%%

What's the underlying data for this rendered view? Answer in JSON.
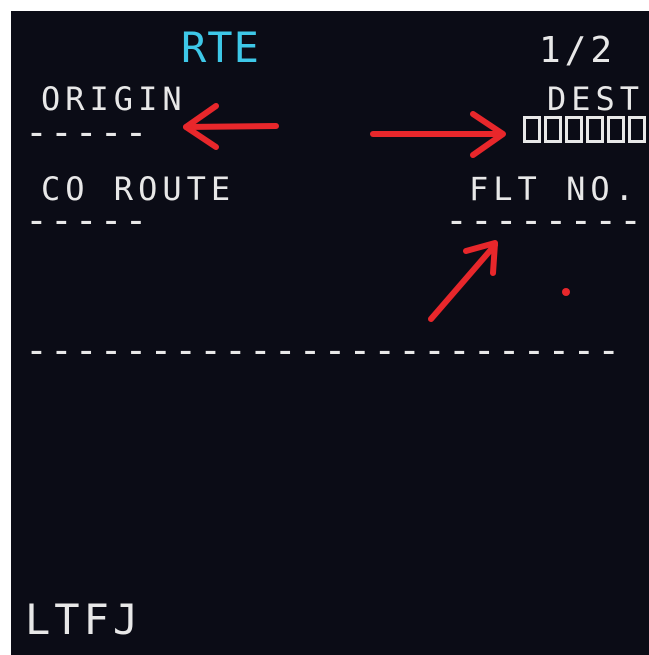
{
  "cdu": {
    "title": "RTE",
    "page": "1/2",
    "origin": {
      "label": "ORIGIN",
      "value": "-----"
    },
    "dest": {
      "label": "DEST",
      "box_count": 6
    },
    "co_route": {
      "label": "CO ROUTE",
      "value": "-----"
    },
    "flt_no": {
      "label": "FLT NO.",
      "value": "--------"
    },
    "separator": "------------------------",
    "scratchpad": "LTFJ"
  },
  "colors": {
    "screen_background": "#0b0c16",
    "title": "#3ec8e8",
    "text": "#e8e8e8",
    "annotation": "#e8272b"
  }
}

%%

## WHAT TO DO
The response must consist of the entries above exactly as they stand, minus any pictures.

## ANSWER BELOW
What's the underlying data for this rendered view? Answer in JSON.
{
  "cdu": {
    "title": "RTE",
    "page": "1/2",
    "origin": {
      "label": "ORIGIN",
      "value": "-----"
    },
    "dest": {
      "label": "DEST",
      "box_count": 6
    },
    "co_route": {
      "label": "CO ROUTE",
      "value": "-----"
    },
    "flt_no": {
      "label": "FLT NO.",
      "value": "--------"
    },
    "separator": "------------------------",
    "scratchpad": "LTFJ"
  },
  "colors": {
    "screen_background": "#0b0c16",
    "title": "#3ec8e8",
    "text": "#e8e8e8",
    "annotation": "#e8272b"
  }
}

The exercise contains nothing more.